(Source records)
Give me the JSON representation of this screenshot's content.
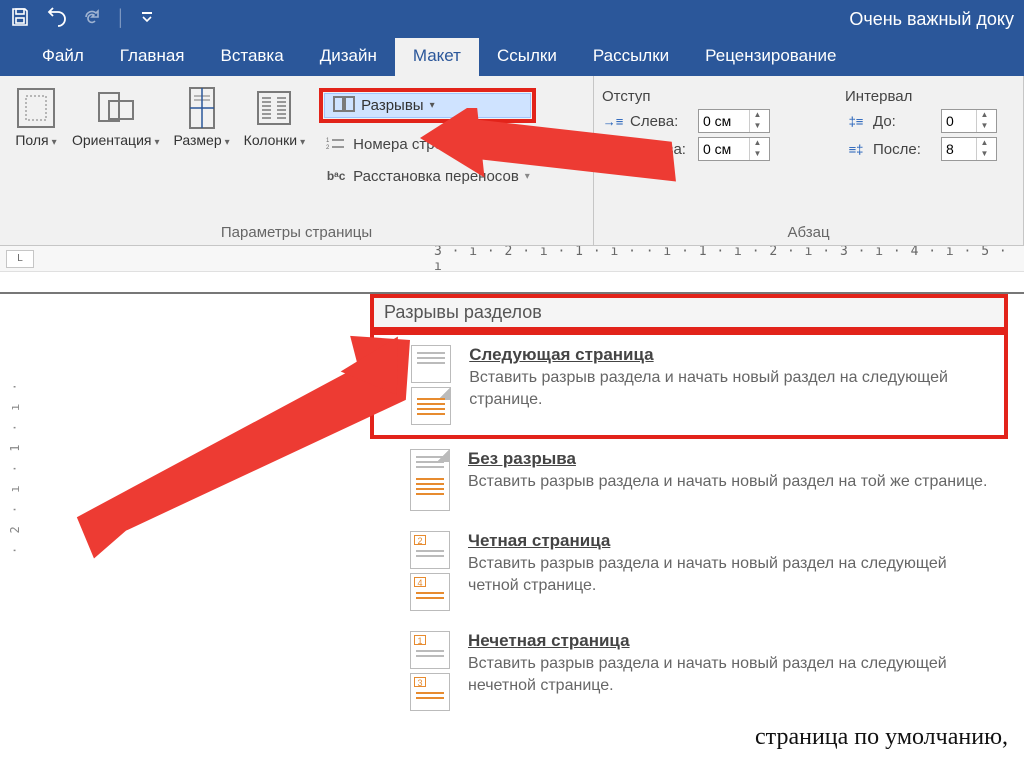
{
  "title": "Очень важный доку",
  "tabs": {
    "file": "Файл",
    "home": "Главная",
    "insert": "Вставка",
    "design": "Дизайн",
    "layout": "Макет",
    "references": "Ссылки",
    "mailings": "Рассылки",
    "review": "Рецензирование"
  },
  "pageSetup": {
    "margins": "Поля",
    "orientation": "Ориентация",
    "size": "Размер",
    "columns": "Колонки",
    "breaks": "Разрывы",
    "lineNumbers": "Номера строк",
    "hyphenation": "Расстановка переносов",
    "groupLabel": "Параметры страницы"
  },
  "indent": {
    "title": "Отступ",
    "leftLabel": "Слева:",
    "rightLabel": "Справа:",
    "leftValue": "0 см",
    "rightValue": "0 см"
  },
  "spacing": {
    "title": "Интервал",
    "beforeLabel": "До:",
    "afterLabel": "После:",
    "beforeValue": "0",
    "afterValue": "8"
  },
  "paragraphLabel": "Абзац",
  "rulerNumbers": "3 · ı · 2 · ı · 1 · ı ·   · ı · 1 · ı · 2 · ı · 3 · ı · 4 · ı · 5 · ı",
  "vertRuler": "· 2 · ı · 1 · ı ·",
  "dropdown": {
    "header": "Разрывы разделов",
    "items": [
      {
        "title": "Следующая страница",
        "desc": "Вставить разрыв раздела и начать новый раздел на следующей странице."
      },
      {
        "title": "Без разрыва",
        "desc": "Вставить разрыв раздела и начать новый раздел на той же странице."
      },
      {
        "title": "Четная страница",
        "desc": "Вставить разрыв раздела и начать новый раздел на следующей четной странице."
      },
      {
        "title": "Нечетная страница",
        "desc": "Вставить разрыв раздела и начать новый раздел на следующей нечетной странице."
      }
    ]
  },
  "pageText": "страница по умолчанию,",
  "iconBadges": {
    "even": "2",
    "evenB": "4",
    "odd": "1",
    "oddB": "3"
  }
}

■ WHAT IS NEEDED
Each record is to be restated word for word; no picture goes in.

■ REPLY TO THE EXERCISE
Give me the JSON representation of this screenshot's content.
{
  "title": "Очень важный доку",
  "tabs": {
    "file": "Файл",
    "home": "Главная",
    "insert": "Вставка",
    "design": "Дизайн",
    "layout": "Макет",
    "references": "Ссылки",
    "mailings": "Рассылки",
    "review": "Рецензирование"
  },
  "pageSetup": {
    "margins": "Поля",
    "orientation": "Ориентация",
    "size": "Размер",
    "columns": "Колонки",
    "breaks": "Разрывы",
    "lineNumbers": "Номера строк",
    "hyphenation": "Расстановка переносов",
    "groupLabel": "Параметры страницы"
  },
  "indent": {
    "title": "Отступ",
    "leftLabel": "Слева:",
    "rightLabel": "Справа:",
    "leftValue": "0 см",
    "rightValue": "0 см"
  },
  "spacing": {
    "title": "Интервал",
    "beforeLabel": "До:",
    "afterLabel": "После:",
    "beforeValue": "0",
    "afterValue": "8"
  },
  "paragraphLabel": "Абзац",
  "rulerNumbers": "3 · ı · 2 · ı · 1 · ı ·   · ı · 1 · ı · 2 · ı · 3 · ı · 4 · ı · 5 · ı",
  "vertRuler": "· 2 · ı · 1 · ı ·",
  "dropdown": {
    "header": "Разрывы разделов",
    "items": [
      {
        "title": "Следующая страница",
        "desc": "Вставить разрыв раздела и начать новый раздел на следующей странице."
      },
      {
        "title": "Без разрыва",
        "desc": "Вставить разрыв раздела и начать новый раздел на той же странице."
      },
      {
        "title": "Четная страница",
        "desc": "Вставить разрыв раздела и начать новый раздел на следующей четной странице."
      },
      {
        "title": "Нечетная страница",
        "desc": "Вставить разрыв раздела и начать новый раздел на следующей нечетной странице."
      }
    ]
  },
  "pageText": "страница по умолчанию,",
  "iconBadges": {
    "even": "2",
    "evenB": "4",
    "odd": "1",
    "oddB": "3"
  }
}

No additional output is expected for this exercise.